Moldova constitutional court orders recount of controversial election results

[JURIST] Moldova's Constitutional Court [official website] on Sunday ordered the nation's Central Election Commission to conduct a recount of last week's controversial parliamentary election. The ruling Communist party won nearly 50 percent of the vote [official results], leaving them only one seat short of the 61 seats needed to select the next president unopposed. Opposition groups claim that falsified voter registration rolls allowed government officials to fabricate votes. Members of some opposition groups fear that a recount will only legitimize the falsified election results and have demanded new elections [BBC report]. Moldova's Liberal Democrats said they are in the process of obtaining voter registration lists, which they will check for accuracy [Reuters report]. Some international groups, including the Organization for Security and Co-operation in Europe (OSCE) [official website], approved [OSCE report, PDF] the voting process as being generally fair. The recount will take place Wednesday.

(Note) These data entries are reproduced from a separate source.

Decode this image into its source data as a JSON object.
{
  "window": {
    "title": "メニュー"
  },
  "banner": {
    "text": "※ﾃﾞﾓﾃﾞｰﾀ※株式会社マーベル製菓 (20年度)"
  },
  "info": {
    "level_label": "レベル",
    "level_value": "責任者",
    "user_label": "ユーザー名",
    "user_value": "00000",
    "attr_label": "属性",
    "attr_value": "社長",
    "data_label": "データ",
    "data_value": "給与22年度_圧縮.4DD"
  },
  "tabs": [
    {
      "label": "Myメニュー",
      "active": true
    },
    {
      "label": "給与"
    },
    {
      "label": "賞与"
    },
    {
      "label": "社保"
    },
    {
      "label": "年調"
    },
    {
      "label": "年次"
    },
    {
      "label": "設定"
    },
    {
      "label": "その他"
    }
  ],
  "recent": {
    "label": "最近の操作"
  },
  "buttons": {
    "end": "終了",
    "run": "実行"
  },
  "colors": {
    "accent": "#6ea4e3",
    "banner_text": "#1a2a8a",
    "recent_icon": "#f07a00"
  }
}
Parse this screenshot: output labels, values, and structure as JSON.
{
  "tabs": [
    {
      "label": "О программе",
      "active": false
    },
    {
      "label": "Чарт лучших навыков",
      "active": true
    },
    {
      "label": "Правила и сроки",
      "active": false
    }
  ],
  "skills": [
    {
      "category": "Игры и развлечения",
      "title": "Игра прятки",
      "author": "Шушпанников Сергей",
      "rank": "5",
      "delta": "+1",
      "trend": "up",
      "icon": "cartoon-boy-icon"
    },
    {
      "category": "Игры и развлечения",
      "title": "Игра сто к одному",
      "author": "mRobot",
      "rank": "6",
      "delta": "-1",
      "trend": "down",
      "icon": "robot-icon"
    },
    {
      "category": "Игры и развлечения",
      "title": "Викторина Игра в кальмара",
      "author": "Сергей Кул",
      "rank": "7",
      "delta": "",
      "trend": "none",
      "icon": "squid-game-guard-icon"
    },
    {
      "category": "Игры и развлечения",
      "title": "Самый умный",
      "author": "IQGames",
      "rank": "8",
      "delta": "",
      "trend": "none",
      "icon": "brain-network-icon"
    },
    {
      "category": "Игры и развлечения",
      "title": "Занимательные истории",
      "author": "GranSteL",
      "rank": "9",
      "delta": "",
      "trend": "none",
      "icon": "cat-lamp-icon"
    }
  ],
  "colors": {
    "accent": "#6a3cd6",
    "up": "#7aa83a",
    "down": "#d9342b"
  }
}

The order follows a request for a recount from Moldovan President Vladimir Voronin [official website, in Romanian], a member of the Communist party, who reportedly called for the recount to calm the protests and restore faith in the government [BBC report]. Last week anti-Communist protesters who want a stronger relationship with Europe stormed the parliament building [BBC report] in Moldova's capital city of Chisinau, smashing windows and furniture.

About Paper Chase

Paper Chase is JURIST's real-time legal news service, powered by a team of 30 law student reporters and editors led by law professor Bernard Hibbitts at the University of Pittsburgh School of Law. As an educational service, Paper Chase is dedicated to presenting important legal news and materials rapidly, objectively and intelligibly in an accessible format.

© Copyright JURIST Legal News and Research Services, Inc., 2013.